At the crawfish boil event, which was held in Downtown Montgomery at Riverwalk Park, we were able to provide information about asbestos exposure and safety, as well as information about mesothelioma. I talked to two gentlemen who have been exposed to asbestos, both in their jobs. We also visited with a woman who recently lost her husband to lung cancer, as a result of smoking and also asbestos inhalation in his work.

Many people were surprised to learn that asbestos is still not completely banned in the United States. We provided a petition they can sign, which I will take to Washington, D.C., in June when I attend the Mesothelioma Applied Research Foundation’s International Mesothelioma Symposium. During that event, I will have the opportunity to meet with my Congressional delegates to lobby for an asbestos ban.

We’re adding an online petition to this site, too, which should be up in the next couple of days. I’ll let you know when it’s active, and I would love to have everyone sign!


Visit myMeso at American Cancer Society event this weekend

2 Apr 2009 by under Events, News, Twitter

crawfish logo 100x100 Visit myMeso at American Cancer Society event this weekendThe folks from this web site, www.myMeso.org, are excited that we will have a table this weekend at the American Cancer Society “Bite the Tail Off Cancer” Crawfish Boil event. The event is presented by the ACS Junior Executive Board and Riverfront Facilities, City of Montgomery. If you are going to be in Central Alabama on Saturday, please come by and see us!

The event is planned to be held at Riverwalk Amphitheater in Downtown Montgomery, Ala., on Saturday, April 4, from 2 p.m.-8 p.m. and will feature all the crawfish and sides you can eat, live music, and activities for children. Tickets are $20 in advance or $25 at the door, with proceeds benefitting the American Cancer Society. (Advance tickets can be purchased through etix.xom)

myMeso‘s sponsor, Beasley Allen Law Firm, is also a sponsor for this event, along with Alfa, Alfa Dental, Morgan Keegan, Jackson Thornton, Dr. Kynard Adams, Price Trailer Sales, Southeast IV, ServisFirst Bank, Harmon Dennis & Bradshaw, Cumulus Broadcastin, Seay Seay & Litchfield, AKD Printing, and AAF-Montgomery.

It is particularly fitting for myMeso to present information about mesothelioma and asbestos awareness during this event, as April 1-7 has been declared both in the City of Montgomery and nationally, by U.S. Senate Resolution.

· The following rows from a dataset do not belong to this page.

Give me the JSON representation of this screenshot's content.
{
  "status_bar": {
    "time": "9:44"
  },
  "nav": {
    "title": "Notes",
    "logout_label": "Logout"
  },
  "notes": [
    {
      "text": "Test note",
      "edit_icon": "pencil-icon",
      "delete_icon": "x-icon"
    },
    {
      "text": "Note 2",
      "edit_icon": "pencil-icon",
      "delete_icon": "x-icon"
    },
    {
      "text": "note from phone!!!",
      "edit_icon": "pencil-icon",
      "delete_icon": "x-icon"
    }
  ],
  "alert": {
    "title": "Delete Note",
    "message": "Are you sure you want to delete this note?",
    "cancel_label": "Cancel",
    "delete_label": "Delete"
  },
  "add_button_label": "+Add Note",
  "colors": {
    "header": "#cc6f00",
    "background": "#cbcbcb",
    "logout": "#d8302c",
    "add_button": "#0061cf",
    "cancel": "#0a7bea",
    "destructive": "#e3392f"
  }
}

In case of inclement weather, the event will be held at the historic Train Shed, which is located adjacent to the Riverfront and Riverwalk. Come see us, rain or shine!


Asbestos Awareness Week in Montgomery, AL

1 Apr 2009 by under News

proclamation presentation 040109 100x100 Asbestos Awareness Week in Montgomery, ALMayor Todd Strange today signed a proclamation declaring April 1-7 as in Montgomery, Alabama. This proclamation supports National , as established by Senate Resolution.

It is the purpose of to raise public awareness about the prevalence of asbestos and asbestos-related diseases and the dangers of asbestos exposure. Asbestos can still be found in many products in the United States, which consumes nearly 7,000 metric tons of asbestos each year. Asbestos also is present in insulation produced prior to the 1950s and building products used well into the late 1970s, all of which can still be found in homes and public buildings.

Microscopic asbestos fibers can be inhaled, where they imbed themselves in the body and cause diseases including asbestosis, a chronic scarring of the lungs, and mesothelioma, a deadly cancer.

Asbestos Awareness Day, and later , was established nationally by the Asbestos Disease Awareness Organization (ADAO), which was founded by asbestos victims and their families in 2004. ADAO works to give asbestos victims and concerned citizens a voice as they fight for a total and complete ban on asbestos in the United States.


Bright declares Mesothelioma Awareness Day

23 Sep 2008 by under Events, News

wendiandmayor8 150x150 Bright declares Mesothelioma Awareness DayMayor Bobby Bright has officially declared Sept. 26, 2008, as Mesothelioma Awareness Day in Montgomery, Alabama!

We appreciate Mayor Bright for his continued support in promoting awareness of this deadly disease and the dangers of asbestos exposure.

Read the Mesothelioma Awareness Day Proclamation.